Australian Sarah Jane Smith fired a second-round 67 to grab a four-shot clubhouse lead as dangerous weather halted play at the US Women's Open in Alabama on Friday.
Smith carded her second straight five-under round for a 10-under total of 134 at Shoal Creek, where thunderstorms led to extensive delays on a course that had been soaked earlier in the week.
Seventy-eight players were unable to complete the second round, which was to resume early Saturday morning.
Smith's fellow Australian Su Oh made it into the clubhouse on six-under 138 after a second-round 68.
Oh said her effort included "nothing outstanding" although she putted well and dealt calmly with the challenges of the soggy course.
"It's weird, because it's playing longer because it's so soft, but it's hot so the irons are going really far," said Oh, who said she was also constantly on the lookout for mud that might affect the flight of her ball.
Smith had shared the overnight lead with Thailand's Ariya Jutanugarn and South Korea's Lee Jeong-eun - who uses the numerical designator "6" with her name to distinguish her from five other Korean pros with the same name.
Ariya had birdied her first hole and was six-under for the tournament through eight holes when the horn sounded to end play for the day.
Lee, meanwhile, slipped down the leaderboard with a second-round 75 that left her eight adrift.
Smith, 33, is hoping for a breakthrough victory despite lacklustre results so far in a season in which her best finish was a tie for 26th at the Kia Classic.
"I was definitely nervous, but not like I've been in the past," Smith said of heading out early with a share of the lead. "I was actually kind of happy with how I handled it a bit more today."
Smith teed off on 10 and promptly birdied 11, 12 and 13. She nabbed two more birdies before the turn and another at the par-five third before her only bogey of the day, a three-putt at eight.
"I just felt really easy," said Smith, who is seeking a first win since joining the tour in 2006.
Smith said a switch back to her old irons, a reversion to a conventional putting grip and advice from coach Sean Foley - who basically told her to just stick with it - had helped her pull her game together.
Now she'll just try to stay on an even keel throughout the weekend.
"I hope to show up like it's another day," said Smith, whose husband, Duane, is her caddie. "I'm happy with the way I'm playing.
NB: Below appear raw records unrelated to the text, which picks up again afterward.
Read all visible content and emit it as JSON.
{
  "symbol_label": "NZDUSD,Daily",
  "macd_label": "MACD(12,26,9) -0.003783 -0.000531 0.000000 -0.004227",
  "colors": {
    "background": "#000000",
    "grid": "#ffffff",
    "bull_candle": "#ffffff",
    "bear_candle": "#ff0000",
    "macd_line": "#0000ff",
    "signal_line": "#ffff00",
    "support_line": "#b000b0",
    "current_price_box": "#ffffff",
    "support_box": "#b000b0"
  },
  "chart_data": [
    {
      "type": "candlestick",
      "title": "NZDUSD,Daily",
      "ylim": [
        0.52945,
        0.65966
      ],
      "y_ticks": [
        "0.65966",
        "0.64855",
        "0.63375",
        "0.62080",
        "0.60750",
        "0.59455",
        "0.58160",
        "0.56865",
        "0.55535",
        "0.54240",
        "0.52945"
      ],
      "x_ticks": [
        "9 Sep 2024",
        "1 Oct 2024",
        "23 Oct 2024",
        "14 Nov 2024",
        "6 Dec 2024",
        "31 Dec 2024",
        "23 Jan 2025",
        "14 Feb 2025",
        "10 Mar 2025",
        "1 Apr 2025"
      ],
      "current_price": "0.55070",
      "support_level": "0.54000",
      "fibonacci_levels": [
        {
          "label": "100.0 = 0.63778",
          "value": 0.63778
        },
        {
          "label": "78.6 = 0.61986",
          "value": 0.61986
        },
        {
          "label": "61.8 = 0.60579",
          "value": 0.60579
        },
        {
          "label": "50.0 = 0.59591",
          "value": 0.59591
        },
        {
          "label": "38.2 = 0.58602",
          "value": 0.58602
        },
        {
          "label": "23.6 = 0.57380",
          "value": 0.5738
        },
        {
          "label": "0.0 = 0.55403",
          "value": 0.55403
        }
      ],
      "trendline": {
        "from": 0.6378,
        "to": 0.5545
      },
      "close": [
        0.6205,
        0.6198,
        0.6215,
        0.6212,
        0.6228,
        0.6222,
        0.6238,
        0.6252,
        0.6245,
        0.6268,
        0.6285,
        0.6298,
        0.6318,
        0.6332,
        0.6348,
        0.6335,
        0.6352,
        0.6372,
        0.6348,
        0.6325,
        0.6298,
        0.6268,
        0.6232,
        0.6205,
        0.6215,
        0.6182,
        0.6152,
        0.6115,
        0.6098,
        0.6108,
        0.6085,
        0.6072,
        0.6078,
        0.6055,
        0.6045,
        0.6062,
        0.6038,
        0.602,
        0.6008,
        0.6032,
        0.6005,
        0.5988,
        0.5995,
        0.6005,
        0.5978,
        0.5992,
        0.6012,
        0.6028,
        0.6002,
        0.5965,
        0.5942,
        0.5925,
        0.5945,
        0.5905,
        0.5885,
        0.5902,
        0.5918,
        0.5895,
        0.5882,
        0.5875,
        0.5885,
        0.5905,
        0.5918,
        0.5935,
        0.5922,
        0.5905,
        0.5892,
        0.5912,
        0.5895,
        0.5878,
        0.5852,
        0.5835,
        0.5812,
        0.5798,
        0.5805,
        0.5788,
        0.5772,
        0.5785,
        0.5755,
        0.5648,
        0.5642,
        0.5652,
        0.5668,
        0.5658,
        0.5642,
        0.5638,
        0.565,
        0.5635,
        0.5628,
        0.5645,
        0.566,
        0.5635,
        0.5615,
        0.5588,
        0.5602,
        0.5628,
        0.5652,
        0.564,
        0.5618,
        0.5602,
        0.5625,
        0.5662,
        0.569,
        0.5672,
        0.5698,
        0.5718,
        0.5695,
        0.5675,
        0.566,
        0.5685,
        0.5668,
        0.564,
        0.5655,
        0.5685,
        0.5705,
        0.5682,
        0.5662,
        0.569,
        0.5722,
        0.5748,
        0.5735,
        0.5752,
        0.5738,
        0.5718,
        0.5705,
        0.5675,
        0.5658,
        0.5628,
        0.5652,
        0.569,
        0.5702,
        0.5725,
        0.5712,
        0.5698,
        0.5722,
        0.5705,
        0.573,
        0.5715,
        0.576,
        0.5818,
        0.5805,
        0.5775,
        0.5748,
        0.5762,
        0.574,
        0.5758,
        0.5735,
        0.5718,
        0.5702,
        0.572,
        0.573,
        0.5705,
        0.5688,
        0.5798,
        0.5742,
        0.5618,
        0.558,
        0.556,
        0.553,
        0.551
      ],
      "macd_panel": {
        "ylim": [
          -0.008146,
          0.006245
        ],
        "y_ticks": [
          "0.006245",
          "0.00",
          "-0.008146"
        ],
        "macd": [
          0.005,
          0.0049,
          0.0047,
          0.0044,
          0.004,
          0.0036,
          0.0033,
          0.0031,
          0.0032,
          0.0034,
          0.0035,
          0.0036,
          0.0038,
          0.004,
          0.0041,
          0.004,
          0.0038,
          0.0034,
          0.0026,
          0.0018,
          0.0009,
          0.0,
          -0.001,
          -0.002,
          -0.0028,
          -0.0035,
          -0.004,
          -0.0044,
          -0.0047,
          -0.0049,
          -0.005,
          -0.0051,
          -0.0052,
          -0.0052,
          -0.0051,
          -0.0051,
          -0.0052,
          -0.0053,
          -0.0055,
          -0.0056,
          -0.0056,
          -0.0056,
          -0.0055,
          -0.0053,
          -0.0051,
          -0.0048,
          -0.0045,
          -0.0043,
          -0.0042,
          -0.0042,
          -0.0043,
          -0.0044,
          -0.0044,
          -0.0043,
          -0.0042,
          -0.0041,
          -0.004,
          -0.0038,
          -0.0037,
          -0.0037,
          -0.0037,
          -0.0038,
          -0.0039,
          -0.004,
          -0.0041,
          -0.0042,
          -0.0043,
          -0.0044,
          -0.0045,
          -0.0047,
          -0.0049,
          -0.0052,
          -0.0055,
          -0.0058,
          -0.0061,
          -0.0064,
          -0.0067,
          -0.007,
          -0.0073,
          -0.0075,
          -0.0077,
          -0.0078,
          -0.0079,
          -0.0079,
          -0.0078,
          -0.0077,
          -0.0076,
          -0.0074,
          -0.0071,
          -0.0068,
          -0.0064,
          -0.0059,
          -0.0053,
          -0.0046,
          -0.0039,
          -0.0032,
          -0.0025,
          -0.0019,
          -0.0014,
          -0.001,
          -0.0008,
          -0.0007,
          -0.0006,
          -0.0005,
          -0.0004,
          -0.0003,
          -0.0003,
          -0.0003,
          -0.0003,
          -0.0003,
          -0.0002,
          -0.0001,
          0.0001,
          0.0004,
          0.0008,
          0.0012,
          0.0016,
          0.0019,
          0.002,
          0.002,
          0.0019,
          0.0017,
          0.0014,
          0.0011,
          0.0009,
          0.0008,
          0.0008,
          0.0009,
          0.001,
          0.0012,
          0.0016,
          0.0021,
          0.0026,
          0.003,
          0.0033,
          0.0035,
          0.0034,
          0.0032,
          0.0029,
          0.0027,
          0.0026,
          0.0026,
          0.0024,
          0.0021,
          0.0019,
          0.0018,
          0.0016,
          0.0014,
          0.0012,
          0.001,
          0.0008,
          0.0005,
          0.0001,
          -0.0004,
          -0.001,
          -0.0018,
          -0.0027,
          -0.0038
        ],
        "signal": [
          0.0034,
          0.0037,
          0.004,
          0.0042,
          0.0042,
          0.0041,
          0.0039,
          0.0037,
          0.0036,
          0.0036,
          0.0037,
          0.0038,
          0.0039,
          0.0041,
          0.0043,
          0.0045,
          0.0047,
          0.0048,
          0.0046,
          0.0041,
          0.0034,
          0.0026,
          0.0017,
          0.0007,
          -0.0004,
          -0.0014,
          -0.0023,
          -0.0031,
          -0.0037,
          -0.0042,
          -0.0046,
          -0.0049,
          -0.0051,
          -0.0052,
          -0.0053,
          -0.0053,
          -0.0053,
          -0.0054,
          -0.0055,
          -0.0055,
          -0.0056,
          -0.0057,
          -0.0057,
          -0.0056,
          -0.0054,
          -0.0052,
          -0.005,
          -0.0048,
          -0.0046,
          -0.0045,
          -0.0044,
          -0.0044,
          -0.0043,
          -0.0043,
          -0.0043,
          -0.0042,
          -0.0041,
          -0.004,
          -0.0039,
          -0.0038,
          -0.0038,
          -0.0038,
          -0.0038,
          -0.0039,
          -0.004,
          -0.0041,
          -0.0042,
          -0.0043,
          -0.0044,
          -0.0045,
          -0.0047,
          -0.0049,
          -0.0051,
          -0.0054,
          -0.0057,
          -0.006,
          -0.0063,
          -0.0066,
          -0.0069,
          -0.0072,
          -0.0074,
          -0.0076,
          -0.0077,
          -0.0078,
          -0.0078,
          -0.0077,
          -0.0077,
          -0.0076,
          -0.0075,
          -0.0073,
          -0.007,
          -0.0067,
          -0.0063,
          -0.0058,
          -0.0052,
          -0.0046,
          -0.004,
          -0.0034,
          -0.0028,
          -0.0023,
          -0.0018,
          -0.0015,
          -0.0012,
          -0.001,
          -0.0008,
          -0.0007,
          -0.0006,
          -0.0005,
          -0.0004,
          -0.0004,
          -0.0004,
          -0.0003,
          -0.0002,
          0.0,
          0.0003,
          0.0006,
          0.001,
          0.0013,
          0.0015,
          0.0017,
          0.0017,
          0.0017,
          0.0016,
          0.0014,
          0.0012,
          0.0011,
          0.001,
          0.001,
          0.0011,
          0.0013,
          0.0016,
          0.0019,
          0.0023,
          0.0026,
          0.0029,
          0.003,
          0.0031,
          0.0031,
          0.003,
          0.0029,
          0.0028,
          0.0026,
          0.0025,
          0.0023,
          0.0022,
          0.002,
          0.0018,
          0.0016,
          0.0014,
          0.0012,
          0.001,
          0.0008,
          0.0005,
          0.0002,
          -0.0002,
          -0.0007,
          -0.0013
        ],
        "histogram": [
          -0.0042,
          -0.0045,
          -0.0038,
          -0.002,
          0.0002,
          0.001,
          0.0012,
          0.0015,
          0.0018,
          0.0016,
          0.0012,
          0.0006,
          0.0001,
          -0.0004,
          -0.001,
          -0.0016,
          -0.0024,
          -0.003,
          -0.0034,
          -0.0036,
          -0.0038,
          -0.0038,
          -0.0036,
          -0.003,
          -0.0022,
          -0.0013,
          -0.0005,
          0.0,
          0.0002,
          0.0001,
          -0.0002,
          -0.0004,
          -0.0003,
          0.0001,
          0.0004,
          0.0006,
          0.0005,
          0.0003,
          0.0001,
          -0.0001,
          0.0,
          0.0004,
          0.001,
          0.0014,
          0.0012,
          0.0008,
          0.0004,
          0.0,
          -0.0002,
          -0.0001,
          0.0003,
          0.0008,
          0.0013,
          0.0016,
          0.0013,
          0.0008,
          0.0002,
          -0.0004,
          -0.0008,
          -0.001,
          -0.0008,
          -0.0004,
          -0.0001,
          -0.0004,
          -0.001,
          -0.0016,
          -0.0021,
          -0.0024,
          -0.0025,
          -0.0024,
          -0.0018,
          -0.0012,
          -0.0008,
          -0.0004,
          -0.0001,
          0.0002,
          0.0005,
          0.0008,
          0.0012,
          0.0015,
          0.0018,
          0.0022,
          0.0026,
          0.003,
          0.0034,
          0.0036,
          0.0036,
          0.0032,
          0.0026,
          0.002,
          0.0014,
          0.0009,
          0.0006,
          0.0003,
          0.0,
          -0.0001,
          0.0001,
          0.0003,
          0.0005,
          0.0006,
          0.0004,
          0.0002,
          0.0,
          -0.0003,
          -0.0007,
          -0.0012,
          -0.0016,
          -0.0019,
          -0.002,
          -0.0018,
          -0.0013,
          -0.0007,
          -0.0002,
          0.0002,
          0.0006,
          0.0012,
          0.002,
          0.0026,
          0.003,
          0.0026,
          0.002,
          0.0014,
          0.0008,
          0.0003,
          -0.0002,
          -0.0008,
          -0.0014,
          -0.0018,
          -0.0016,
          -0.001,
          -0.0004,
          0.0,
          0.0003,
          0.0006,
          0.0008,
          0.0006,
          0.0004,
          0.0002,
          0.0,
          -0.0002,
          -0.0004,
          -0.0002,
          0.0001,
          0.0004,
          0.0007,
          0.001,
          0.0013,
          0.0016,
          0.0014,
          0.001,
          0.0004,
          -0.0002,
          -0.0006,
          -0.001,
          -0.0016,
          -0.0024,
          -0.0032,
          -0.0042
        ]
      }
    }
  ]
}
I feel comfortable on the greens which has been something that has been a little bit off. So it's nice to feel like I'm seeing the greens really well and seeing some putts go in. Hopefully that keeps going."